[Page and application data records]

|---|

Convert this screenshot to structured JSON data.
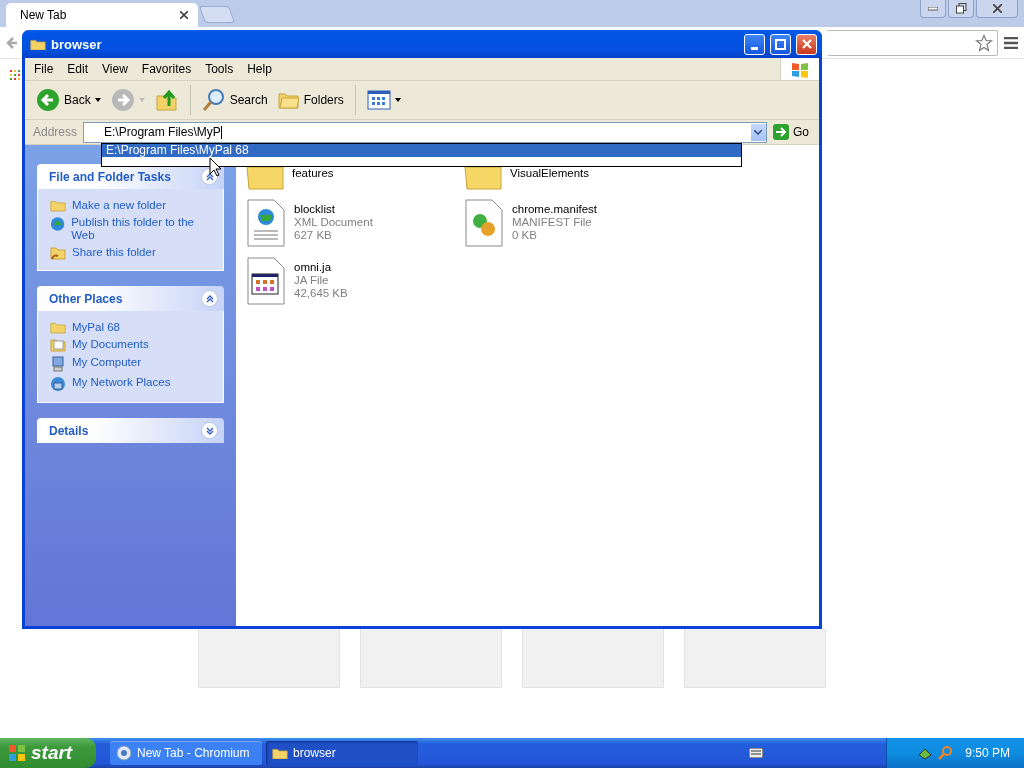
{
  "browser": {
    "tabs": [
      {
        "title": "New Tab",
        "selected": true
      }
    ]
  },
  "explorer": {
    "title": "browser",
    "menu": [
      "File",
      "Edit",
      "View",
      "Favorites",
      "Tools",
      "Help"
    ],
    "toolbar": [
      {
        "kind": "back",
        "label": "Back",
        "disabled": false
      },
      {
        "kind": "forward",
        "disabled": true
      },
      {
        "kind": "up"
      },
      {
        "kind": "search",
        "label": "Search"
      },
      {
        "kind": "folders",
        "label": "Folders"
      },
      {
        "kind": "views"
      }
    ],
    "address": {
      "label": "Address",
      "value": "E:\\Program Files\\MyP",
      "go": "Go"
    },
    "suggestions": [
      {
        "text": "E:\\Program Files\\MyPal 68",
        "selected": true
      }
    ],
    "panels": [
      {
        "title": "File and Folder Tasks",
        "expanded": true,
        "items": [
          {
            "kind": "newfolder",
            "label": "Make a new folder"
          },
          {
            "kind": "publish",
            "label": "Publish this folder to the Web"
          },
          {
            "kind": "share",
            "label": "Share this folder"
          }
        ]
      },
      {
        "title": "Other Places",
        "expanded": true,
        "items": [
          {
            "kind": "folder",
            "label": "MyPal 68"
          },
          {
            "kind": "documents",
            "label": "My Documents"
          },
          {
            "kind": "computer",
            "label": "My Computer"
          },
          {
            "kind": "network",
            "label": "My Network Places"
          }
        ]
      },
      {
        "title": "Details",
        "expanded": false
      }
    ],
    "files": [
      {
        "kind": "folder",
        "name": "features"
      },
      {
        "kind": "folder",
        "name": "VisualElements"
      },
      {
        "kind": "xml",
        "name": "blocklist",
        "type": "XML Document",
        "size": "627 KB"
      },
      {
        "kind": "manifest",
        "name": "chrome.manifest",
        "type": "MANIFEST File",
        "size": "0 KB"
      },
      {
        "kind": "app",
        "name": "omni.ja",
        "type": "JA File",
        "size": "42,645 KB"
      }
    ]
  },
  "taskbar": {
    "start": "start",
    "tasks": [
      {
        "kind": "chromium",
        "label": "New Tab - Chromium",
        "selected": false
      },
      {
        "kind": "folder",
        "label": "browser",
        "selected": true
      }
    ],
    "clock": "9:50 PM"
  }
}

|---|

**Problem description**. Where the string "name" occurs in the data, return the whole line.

**Your solution**.
        "name": "features"
        "name": "VisualElements"
        "name": "blocklist",
        "name": "chrome.manifest",
        "name": "omni.ja",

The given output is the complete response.